Disability rights are human rights, and ensuring that individuals with disabilities have equal access to education, employment, and public services is a fundamental goal of the legal system. The Americans with Disabilities Act (ADA) was enacted in 1990 to prohibit discrimination against individuals with disabilities and to ensure their equal access to opportunities and services. Since then, significant progress has been made in advocating for disability rights and promoting accessibility and inclusion. However, there is still much work to be done.
Legal Protections for Disability Rights
The ADA is a comprehensive civil rights law that prohibits discrimination against individuals with disabilities in all areas of public life, including employment, education, transportation, and public accommodations. The ADA defines a disability as a physical or mental impairment that substantially limits one or more major life activities, such as walking, seeing, hearing, speaking, and learning. The law requires covered entities, such as employers, schools, and government agencies, to provide reasonable accommodations to individuals with disabilities to enable them to participate fully in these areas of public life.
The ADA is not the only legal protection for individuals with disabilities.
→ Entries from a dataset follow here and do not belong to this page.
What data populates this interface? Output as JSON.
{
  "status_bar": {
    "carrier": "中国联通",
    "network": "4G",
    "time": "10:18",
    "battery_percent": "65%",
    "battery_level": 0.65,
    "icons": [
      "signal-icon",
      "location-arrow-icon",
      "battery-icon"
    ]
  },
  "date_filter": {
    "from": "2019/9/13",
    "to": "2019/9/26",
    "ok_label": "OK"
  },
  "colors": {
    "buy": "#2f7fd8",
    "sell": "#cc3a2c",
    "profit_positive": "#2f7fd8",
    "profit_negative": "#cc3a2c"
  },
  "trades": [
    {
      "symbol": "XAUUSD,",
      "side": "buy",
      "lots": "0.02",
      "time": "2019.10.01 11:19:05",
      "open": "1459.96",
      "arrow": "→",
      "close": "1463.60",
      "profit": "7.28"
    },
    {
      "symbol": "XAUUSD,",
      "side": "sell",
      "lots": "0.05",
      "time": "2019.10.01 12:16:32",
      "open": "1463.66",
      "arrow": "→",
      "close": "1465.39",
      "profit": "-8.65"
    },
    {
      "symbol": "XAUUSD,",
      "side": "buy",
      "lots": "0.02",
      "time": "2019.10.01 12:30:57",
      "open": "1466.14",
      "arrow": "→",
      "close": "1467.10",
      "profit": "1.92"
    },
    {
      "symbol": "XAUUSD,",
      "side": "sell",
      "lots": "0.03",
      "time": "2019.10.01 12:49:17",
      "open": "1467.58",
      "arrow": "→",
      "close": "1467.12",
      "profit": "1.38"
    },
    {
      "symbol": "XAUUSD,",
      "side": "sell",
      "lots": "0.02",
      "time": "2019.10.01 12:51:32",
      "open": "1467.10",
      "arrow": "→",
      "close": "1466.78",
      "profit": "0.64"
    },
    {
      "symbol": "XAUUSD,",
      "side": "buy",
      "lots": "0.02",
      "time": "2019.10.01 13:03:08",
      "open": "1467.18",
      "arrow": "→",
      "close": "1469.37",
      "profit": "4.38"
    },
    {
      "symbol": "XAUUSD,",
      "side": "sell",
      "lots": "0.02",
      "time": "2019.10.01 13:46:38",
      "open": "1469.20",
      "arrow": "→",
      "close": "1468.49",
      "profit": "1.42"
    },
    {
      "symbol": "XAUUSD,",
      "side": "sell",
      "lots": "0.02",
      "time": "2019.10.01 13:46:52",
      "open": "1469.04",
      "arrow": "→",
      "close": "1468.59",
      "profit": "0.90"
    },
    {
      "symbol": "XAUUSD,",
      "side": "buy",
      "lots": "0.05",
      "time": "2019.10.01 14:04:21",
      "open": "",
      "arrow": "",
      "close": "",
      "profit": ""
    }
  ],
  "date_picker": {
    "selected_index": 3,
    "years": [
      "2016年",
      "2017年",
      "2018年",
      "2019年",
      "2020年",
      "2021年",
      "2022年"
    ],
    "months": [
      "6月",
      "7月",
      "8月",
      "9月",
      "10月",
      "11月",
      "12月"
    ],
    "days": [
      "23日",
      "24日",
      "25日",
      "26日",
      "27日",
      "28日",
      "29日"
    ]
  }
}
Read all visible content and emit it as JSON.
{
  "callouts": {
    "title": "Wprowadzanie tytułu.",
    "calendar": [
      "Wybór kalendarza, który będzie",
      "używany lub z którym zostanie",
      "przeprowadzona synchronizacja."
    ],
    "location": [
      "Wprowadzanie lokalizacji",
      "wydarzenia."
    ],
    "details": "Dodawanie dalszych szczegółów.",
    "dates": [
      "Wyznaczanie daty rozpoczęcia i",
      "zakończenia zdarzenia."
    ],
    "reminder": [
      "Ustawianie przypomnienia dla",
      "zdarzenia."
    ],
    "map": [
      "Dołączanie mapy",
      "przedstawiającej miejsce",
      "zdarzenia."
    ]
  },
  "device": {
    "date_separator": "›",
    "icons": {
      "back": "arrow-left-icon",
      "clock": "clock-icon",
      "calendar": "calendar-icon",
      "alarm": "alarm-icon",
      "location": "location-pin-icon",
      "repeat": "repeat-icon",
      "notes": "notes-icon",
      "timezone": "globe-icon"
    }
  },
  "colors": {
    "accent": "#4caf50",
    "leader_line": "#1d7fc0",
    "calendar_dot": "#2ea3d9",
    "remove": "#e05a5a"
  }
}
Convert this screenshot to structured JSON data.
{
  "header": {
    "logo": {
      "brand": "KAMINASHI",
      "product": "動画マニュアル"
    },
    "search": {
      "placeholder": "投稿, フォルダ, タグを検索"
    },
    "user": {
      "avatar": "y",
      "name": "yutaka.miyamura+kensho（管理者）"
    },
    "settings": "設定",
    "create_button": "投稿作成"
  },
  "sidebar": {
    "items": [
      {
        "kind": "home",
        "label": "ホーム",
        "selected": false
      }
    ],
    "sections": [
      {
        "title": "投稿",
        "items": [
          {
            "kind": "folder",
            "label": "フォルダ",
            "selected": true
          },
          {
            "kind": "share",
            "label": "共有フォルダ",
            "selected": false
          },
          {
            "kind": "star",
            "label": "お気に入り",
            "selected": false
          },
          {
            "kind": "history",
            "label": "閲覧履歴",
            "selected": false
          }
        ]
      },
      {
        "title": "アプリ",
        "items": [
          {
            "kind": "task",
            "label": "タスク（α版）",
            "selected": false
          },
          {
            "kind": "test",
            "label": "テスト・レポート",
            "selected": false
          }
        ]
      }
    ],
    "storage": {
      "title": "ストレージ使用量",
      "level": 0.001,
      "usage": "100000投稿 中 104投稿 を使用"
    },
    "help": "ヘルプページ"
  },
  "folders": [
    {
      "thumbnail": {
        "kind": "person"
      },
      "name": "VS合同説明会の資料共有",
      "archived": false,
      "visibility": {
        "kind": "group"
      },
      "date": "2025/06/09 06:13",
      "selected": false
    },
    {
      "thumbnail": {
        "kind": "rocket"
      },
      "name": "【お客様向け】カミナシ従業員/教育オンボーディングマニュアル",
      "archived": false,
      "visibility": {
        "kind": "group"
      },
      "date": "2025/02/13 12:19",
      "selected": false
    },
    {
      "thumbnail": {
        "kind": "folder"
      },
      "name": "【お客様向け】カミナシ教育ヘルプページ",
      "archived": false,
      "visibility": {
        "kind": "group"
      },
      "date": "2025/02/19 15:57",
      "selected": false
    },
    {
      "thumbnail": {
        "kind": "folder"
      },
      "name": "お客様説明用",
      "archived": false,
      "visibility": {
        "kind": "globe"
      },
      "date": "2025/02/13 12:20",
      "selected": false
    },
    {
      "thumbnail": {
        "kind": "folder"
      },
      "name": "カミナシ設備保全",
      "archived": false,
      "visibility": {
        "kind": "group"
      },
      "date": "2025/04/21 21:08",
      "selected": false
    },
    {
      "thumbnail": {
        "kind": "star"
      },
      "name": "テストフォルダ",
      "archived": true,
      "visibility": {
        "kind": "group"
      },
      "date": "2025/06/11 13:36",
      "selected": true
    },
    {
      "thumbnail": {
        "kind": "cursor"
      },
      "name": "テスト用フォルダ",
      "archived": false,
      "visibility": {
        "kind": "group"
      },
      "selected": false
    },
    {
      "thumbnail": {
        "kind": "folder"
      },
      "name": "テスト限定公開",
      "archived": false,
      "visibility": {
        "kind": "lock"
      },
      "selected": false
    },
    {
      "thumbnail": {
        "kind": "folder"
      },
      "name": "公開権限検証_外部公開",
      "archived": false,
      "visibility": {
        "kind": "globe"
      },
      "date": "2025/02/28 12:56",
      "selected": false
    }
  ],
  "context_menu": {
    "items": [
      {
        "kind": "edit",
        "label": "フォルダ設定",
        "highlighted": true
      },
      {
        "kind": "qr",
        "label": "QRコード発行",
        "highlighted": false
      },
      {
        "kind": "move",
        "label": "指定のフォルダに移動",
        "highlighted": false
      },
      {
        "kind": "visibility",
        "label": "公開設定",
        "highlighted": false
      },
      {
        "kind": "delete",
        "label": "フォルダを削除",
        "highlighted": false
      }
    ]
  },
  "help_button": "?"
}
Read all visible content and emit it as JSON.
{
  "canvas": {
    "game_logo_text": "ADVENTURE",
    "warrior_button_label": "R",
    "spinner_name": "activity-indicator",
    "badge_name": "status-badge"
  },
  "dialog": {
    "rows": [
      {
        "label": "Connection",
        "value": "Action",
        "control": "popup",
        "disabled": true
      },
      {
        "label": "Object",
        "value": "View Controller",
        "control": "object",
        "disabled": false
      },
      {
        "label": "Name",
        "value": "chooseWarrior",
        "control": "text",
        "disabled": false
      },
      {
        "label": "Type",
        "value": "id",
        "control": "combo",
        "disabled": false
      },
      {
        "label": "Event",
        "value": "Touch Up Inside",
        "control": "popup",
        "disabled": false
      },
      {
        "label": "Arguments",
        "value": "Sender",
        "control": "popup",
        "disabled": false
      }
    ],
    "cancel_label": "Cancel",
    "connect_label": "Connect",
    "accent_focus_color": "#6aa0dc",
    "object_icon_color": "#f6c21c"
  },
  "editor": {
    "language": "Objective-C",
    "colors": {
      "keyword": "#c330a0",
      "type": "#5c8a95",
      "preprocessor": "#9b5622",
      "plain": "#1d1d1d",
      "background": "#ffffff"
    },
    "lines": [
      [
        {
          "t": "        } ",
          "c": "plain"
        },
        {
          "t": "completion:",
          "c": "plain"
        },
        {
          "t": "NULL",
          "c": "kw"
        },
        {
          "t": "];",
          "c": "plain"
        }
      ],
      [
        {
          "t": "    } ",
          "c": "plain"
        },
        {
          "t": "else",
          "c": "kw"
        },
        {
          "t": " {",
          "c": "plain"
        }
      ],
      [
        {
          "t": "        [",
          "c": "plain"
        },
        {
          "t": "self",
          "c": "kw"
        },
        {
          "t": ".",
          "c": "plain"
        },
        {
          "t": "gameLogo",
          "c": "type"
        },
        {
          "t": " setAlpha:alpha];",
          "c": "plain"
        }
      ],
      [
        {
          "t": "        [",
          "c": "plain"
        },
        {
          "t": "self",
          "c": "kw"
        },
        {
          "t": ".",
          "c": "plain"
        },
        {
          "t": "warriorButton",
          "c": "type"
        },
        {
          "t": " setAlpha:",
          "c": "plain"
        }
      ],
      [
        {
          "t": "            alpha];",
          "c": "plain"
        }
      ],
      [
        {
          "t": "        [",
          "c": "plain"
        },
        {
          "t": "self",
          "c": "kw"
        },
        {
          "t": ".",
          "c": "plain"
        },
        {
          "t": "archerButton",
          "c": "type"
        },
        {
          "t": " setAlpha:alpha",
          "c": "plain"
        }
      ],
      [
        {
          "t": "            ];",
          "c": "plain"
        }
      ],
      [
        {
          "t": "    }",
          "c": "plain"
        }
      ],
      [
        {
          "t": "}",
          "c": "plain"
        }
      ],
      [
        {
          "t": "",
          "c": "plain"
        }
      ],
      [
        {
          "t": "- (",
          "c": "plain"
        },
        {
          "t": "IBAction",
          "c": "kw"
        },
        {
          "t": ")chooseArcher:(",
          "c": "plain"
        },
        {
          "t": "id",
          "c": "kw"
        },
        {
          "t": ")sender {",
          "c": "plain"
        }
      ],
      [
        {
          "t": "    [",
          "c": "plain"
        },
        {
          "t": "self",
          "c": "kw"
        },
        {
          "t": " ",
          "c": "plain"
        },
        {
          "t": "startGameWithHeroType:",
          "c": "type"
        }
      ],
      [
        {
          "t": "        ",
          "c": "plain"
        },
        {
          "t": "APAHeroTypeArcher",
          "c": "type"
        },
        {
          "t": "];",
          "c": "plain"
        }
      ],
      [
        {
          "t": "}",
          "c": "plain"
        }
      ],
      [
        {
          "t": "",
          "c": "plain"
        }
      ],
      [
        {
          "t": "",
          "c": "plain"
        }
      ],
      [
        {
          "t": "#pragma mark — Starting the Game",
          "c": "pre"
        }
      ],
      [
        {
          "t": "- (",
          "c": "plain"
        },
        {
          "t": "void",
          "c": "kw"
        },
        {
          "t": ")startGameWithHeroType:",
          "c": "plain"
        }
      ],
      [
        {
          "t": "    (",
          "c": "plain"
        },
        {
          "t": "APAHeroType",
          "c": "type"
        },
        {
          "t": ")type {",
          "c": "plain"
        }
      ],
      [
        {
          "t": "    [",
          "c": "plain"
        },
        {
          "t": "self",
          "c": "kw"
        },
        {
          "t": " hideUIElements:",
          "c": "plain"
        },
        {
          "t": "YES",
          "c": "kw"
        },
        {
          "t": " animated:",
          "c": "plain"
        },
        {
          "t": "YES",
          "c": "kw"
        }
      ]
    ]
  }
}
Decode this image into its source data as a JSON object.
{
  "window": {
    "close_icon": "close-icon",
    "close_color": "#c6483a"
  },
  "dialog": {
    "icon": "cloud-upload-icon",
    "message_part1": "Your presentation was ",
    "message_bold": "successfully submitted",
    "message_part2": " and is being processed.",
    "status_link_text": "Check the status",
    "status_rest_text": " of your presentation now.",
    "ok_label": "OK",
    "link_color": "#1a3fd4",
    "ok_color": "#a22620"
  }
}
The Individuals with Disabilities Education Act (IDEA) provides educational services and accommodations to children with disabilities, while the Rehabilitation Act prohibits discrimination against individuals with disabilities in federally funded programs and activities. These laws, along with others, aim to ensure equal access and opportunities for individuals with disabilities.
Challenges and Barriers to Accessibility and Inclusion
Despite legal protections, individuals with disabilities still face significant challenges and barriers to accessing education, employment, and public services. For example, many schools and workplaces are not fully accessible, with physical barriers such as stairs and narrow doorways preventing individuals with mobility impairments from accessing certain areas. Similarly, many websites and digital services are not designed with accessibility in mind, making it difficult or impossible for individuals with visual or auditory impairments to use them.
Additionally, individuals with disabilities often face discrimination and stigma, which can limit their opportunities and perpetuate social exclusion. Negative attitudes and stereotypes about individuals with disabilities can result in a lack of access to education, employment, and other opportunities. These biases can also affect the legal system, with individuals with disabilities often facing challenges in obtaining legal representation, testifying in court, and accessing justice.
Advocating for Accessibility and Inclusion
Advocacy and activism are essential for advancing disability rights and promoting accessibility and inclusion. Disability rights organizations and advocates work to promote legal protections and policies that benefit individuals with disabilities. They also provide resources and support to individuals with disabilities and their families, such as legal services, education and training, and peer support groups.
Individuals can also advocate for disability rights and accessibility in their communities and workplaces. This can include advocating for accessibility improvements, such as adding ramps and elevators to buildings or creating accessible websites and digital services. It can also involve challenging biases and stereotypes about individuals with disabilities and promoting greater understanding and inclusion.
Disability rights are human rights, and ensuring that individuals with disabilities have equal access to opportunities and services is essential for creating a more just and equitable society. While significant progress has been made in advancing disability rights and promoting accessibility and inclusion, there is still much work to be done. Through advocacy, activism, and legal protections, we can continue to work towards a more accessible and inclusive world for all individuals, regardless of ability.